I'm beginning to see that repentance and forgiveness are works and deeds, and that Christ in His preaching focused more on those than anything else. Without repentance we are unrepentant, and any other "good works" are like "filthy rags". That was the position of the scribes and Pharisees, unrepentant and unforgiving. We get hung up on our concept of works and deeds. We love to judge right from wrong, good from bad, and isn't that part of our original problem? To the question submitted, all are able to do good things for others, but for a non-Christian to be truly repentant and forgiving seems impossible.
Ian B., Australia, 15 July 2017
When I was just 6 weeks old in the Lord, I was sleeping in the Christian Women's Convention tent at the Tamworth show - to be caretaker. About 11 pm the local service clubs would arrive to clean up ready for the next day. This was obviously a sacrificial service rendered by volunteers working at night in an in-glamorous capacity to serve their community. I was amazed to hear them drinking and smoking and swearing outside the tent. The very first thing the Lord had dealt with in me was swearing - on my first day as a Christian. I had been raised on the land and had been a shearer for 6 years, and my language was very "colourful". I learned a big lesson at that time - that many good, loving, and selfless acts can come from the unrighteous.
John A., Australia, 16 July 2017
A very well worded response Lita. It makes it clear, from our Christian viewpoint, where we stand as fallen humanity. Thankyou.

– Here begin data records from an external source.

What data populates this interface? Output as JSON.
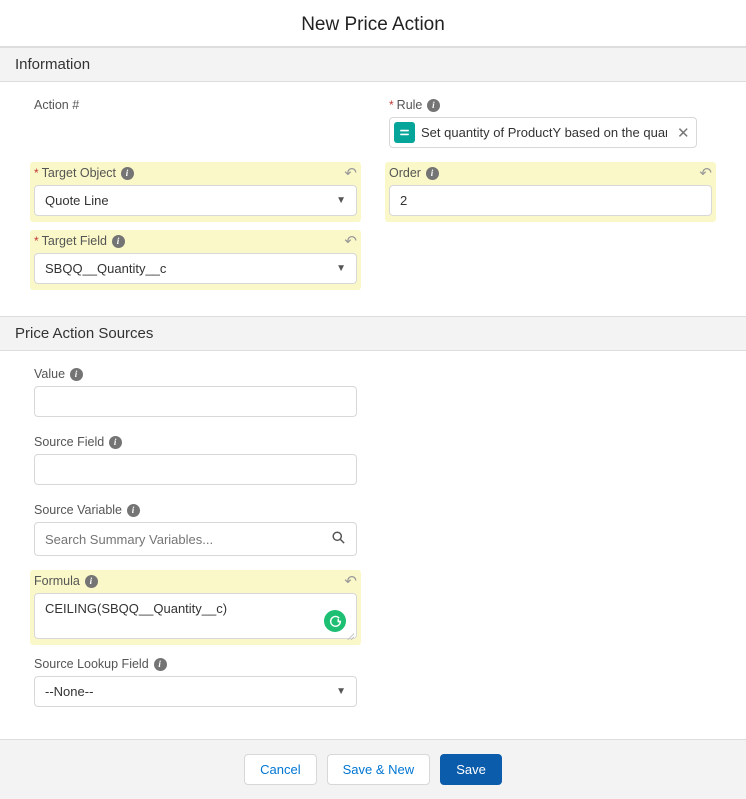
{
  "title": "New Price Action",
  "sections": {
    "information": "Information",
    "sources": "Price Action Sources"
  },
  "fields": {
    "action_number": {
      "label": "Action #",
      "value": ""
    },
    "rule": {
      "label": "Rule",
      "chip_text": "Set quantity of ProductY based on the quantity o"
    },
    "target_object": {
      "label": "Target Object",
      "value": "Quote Line"
    },
    "order": {
      "label": "Order",
      "value": "2"
    },
    "target_field": {
      "label": "Target Field",
      "value": "SBQQ__Quantity__c"
    },
    "value": {
      "label": "Value",
      "value": ""
    },
    "source_field": {
      "label": "Source Field",
      "value": ""
    },
    "source_variable": {
      "label": "Source Variable",
      "placeholder": "Search Summary Variables..."
    },
    "formula": {
      "label": "Formula",
      "value": "CEILING(SBQQ__Quantity__c)"
    },
    "source_lookup_field": {
      "label": "Source Lookup Field",
      "value": "--None--"
    }
  },
  "buttons": {
    "cancel": "Cancel",
    "save_new": "Save & New",
    "save": "Save"
  }
}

Jean P., Australia, 16 July 2017
Perhaps it would be easier to understand if we loo,ed at the source of the good deed, not the action itself. Before we are born again of the Spirit, all that we do is done in the energy of the human will, ( flesh in Biblical terns). Once we are made alive in our spirits then those deeds do e u der the direction of and energised by the Holy Spirit, are deemed 'good' by God. 1 Corinthians 3:10-15 makes this clear. When we do things in our own strenth it is not eternal and won,t survive judgement. It isn,t the action but whether it is done by the Holy Spirit through us. Jesus said, "Without Me you can do nothing" John 15:5. . I believe He meant that we could not live spiritual lives unless He lived tne life through us.
Graeme M., Australia, 17 July 2017
'Good works', as considered by our own behavioural patterns alone, is a glorification of ones 'selfworth' and is therefore viewed by God as our only reward, it has no value to the Kingdom, nor can it earn any entitlements to salvation.
Phil K., United States, 17 July 2017
@Stephan: judgementalism isn't always in the deliverer, it can be in the receiver. If I were living dangerously abusing drugs and alcohol, and a friend warned me that my lifestyle was destructive and would one day kill me, would that friend be judgemental or would I have received it as judgemental because I didn't want to hear it?
Regarding the issue of atheists doing good works and Christians behaving badly, I have observed over my years that human beings can be either a consumer or a producer (and various gradations between). A producer is a giver. He mows his elderly neighbor's yard. You want to be around a producer. An atheist can be a producer, but that doesn't make him good in God's eyes. But it does make him good in man's eyes.
A consumer is a taker. He makes you feel worse. A consumer can be a Christian but still behave poorly. While forgiven, he has a long we to go personally. Only a change in character or nature can help a consumer become a producer.